At the time of writing, there are still copies available, which is surprising. We’re not quite in the audiophile realm here; the production and mastering never place the performances all the way in the room with you, but this is a fine release, and it beats the streams/downloads in every way. Highly recommended

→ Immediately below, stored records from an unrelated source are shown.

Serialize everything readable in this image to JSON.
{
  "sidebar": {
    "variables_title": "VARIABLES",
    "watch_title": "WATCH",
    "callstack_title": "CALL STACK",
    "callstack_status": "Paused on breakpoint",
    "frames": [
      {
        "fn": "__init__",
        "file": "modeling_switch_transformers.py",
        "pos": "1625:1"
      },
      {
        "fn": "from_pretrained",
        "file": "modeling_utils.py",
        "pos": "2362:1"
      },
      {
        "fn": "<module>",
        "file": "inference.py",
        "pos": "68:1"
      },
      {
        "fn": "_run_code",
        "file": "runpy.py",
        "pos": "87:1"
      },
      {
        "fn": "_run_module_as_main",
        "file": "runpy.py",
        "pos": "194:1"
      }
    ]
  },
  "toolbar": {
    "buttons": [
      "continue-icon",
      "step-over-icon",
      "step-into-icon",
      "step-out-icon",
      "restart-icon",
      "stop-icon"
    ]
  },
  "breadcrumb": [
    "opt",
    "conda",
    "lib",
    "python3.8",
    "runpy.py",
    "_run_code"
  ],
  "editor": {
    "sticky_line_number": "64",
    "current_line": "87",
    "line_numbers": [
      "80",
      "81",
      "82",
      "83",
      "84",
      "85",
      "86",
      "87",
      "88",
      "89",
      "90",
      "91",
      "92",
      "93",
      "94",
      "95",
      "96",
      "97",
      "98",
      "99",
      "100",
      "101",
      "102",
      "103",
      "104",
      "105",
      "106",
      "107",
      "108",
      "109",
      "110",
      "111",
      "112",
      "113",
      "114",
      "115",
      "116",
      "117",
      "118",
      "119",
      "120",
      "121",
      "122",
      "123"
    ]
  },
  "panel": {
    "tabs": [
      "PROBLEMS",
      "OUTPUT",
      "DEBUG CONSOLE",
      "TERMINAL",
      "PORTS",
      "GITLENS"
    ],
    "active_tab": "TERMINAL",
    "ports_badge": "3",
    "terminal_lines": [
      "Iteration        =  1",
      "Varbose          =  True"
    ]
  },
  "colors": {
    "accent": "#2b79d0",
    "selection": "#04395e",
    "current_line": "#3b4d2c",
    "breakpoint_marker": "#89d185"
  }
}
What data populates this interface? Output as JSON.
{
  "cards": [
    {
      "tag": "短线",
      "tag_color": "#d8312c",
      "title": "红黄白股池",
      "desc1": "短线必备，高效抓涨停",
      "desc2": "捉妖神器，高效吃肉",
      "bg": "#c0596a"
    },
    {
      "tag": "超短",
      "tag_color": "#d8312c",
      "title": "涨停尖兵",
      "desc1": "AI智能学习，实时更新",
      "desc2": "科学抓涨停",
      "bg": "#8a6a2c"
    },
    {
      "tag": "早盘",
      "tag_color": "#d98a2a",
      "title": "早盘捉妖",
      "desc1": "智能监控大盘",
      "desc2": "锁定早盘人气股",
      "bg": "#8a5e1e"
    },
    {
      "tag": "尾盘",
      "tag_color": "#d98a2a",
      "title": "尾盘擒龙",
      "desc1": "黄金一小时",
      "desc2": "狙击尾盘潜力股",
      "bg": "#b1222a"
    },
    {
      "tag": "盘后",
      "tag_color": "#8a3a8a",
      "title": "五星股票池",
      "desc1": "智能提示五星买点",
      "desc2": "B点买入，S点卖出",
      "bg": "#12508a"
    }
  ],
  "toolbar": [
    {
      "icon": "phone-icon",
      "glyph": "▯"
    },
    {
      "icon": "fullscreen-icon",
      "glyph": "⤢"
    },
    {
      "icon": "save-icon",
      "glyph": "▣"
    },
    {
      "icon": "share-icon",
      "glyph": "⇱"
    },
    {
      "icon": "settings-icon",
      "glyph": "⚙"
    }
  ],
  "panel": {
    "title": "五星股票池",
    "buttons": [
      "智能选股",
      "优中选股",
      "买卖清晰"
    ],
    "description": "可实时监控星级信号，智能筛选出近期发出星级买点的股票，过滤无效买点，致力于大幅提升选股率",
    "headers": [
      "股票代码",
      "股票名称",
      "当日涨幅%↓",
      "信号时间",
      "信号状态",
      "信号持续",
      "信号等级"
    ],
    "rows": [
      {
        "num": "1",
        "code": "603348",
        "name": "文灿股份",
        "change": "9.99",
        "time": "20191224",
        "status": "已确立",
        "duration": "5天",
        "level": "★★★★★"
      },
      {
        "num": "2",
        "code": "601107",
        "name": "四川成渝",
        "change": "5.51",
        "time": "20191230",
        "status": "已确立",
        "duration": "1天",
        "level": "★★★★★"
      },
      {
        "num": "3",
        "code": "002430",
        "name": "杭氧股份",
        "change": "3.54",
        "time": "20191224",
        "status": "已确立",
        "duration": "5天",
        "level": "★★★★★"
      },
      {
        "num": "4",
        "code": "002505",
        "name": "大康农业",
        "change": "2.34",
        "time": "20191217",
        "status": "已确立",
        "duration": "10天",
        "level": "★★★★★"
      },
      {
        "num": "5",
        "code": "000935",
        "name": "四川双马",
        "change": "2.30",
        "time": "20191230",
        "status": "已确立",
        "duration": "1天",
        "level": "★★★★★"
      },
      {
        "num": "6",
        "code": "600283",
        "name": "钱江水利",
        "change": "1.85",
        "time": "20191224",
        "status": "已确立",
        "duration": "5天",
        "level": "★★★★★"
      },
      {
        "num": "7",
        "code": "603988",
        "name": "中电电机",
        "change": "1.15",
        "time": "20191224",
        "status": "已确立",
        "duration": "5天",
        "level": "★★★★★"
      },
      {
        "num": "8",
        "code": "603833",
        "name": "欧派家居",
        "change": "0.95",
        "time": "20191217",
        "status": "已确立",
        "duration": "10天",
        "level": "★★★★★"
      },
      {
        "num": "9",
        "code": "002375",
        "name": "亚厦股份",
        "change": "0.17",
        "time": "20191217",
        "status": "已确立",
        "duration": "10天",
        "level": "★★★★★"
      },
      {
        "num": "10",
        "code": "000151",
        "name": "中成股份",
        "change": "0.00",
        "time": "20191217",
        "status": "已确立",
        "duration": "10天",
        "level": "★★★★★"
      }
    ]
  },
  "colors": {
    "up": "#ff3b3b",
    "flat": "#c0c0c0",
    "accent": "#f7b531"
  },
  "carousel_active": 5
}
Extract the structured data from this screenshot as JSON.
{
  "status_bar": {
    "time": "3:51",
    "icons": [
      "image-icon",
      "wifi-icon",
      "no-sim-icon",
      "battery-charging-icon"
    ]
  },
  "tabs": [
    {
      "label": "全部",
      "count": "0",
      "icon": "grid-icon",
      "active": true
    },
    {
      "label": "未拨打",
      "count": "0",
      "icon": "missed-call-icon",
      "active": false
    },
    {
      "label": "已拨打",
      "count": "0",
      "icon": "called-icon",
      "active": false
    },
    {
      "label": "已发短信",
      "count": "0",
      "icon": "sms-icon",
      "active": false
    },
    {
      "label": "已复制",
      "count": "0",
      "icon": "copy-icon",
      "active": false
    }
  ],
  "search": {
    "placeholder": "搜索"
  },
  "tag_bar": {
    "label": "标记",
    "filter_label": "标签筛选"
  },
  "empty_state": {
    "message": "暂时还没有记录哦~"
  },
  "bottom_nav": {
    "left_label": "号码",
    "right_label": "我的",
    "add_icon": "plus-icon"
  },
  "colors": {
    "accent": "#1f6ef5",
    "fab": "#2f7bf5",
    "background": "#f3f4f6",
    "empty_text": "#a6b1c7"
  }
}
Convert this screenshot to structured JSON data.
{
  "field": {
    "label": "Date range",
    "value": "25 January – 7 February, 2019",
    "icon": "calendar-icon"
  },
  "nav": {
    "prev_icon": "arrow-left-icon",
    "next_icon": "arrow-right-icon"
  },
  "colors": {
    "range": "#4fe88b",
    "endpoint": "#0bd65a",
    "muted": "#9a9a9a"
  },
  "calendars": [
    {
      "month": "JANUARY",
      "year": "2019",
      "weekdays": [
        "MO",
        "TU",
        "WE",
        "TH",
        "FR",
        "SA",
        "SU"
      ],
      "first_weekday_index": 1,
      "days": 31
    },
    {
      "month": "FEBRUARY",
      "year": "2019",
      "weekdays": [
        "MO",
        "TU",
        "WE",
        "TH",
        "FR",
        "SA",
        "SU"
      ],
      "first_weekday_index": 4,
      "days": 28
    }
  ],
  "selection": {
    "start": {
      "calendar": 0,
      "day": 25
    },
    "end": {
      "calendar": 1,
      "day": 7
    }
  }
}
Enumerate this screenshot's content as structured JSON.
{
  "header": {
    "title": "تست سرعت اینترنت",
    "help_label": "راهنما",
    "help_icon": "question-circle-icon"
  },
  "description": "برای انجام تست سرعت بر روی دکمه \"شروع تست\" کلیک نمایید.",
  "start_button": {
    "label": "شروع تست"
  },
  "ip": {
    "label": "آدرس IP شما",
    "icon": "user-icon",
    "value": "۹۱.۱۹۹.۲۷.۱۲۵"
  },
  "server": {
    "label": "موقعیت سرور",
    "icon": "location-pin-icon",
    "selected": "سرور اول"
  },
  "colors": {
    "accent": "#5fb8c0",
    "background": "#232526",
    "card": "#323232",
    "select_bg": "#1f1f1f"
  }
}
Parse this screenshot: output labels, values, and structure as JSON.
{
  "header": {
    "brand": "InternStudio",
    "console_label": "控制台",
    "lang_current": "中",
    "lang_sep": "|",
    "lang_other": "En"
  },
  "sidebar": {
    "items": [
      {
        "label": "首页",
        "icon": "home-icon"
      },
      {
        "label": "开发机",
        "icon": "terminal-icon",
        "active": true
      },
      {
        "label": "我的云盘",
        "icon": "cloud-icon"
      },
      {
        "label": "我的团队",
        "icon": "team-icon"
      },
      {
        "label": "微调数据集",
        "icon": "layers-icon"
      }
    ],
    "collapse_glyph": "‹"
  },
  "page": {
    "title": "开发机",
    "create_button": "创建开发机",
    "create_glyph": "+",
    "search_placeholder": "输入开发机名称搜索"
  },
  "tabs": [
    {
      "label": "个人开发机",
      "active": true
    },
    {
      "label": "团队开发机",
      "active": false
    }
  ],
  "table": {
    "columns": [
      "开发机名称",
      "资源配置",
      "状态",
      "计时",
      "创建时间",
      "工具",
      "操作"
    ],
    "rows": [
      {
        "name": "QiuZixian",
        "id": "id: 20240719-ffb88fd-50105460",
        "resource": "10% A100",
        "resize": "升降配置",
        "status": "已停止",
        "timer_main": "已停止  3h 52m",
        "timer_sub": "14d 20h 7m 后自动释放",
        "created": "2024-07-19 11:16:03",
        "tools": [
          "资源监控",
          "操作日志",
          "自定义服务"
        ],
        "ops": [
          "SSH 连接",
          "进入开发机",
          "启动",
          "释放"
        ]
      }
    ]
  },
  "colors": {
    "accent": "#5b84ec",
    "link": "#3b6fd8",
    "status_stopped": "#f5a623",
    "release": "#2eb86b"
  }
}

I knew I’d be coming home with McLemore Avenue immediately upon seeing it listed on the RSD site. This one advertises “all analog mastering from the original tapes by Jeff Powell at Take Out Vinyl.” Something about the wording makes me question whether or not this was a AAA take. I’m looking for something closer to “lacquers cut from the original master tapes,” but I’ve lived long enough to know that outstanding records may be born of high-resolution files. I’d just appreciate a little more transparency in marketing across the industry. Anyway, McLemore Avenue is an instrumental tribute to the Beatles’ Abbey Road. The M.G.’s record was originally released in April of 1970, while the original (the one by the Liverpool lads) was released just a few months prior.
In all of my gleeful anticipation, I never once considered the idea that I might not love this record. I didn’t preview any digital versions or do any research; I just made my acquisition plans while knowing I would not be lining up at my local shop this year. And I’m just surprised at how great this album isn’t. Mostly, I take issue with the band’s attack. It feels a lot like watching a younger fighter taking it easy on their aging idol in the ring. As if the band had too much reverence for the material to cut loose and throw the sweeping hooks to the body that we know they were capable of. The M.G.’s approach Elevator Music levels of safety and restraint at times. Oddly, “Something” is the set’s rocker. And I swear I think the band tags their interpolation of the concluding jam in “Can’t You Here Me Knocking” onto the end. Check it out, and tell me if you think I’m slipping.
The folks at Craft Recordings had 2,500 copies of McLemore pressed at Memphis Record Pressing (G.Z.’s American cousin), which is fun in and of itself because… where else should a Stax record originate? Keep it in house, I say, and they did a fine job too—minimal imperfections with zero repeating ticks or pops. Seems like pressing quality is improving, in general, after an era of adjustment within the industry, but I might have just gotten better at knowing where to go and what to avoid. I thought this would be easy to find, but I actually had to sweat it out for a few hours until I found a reasonably priced copy from the folks at Vinyl Altar in Philadelphia. They specialize in Hard Rock and Metal but carry other formats and other genres too. “Stay true and support a real mom and pop, brick, and mortar!” Their packaging was sturdy and protective, and they ship promptly. Give ’em a look, and help the independents when you can.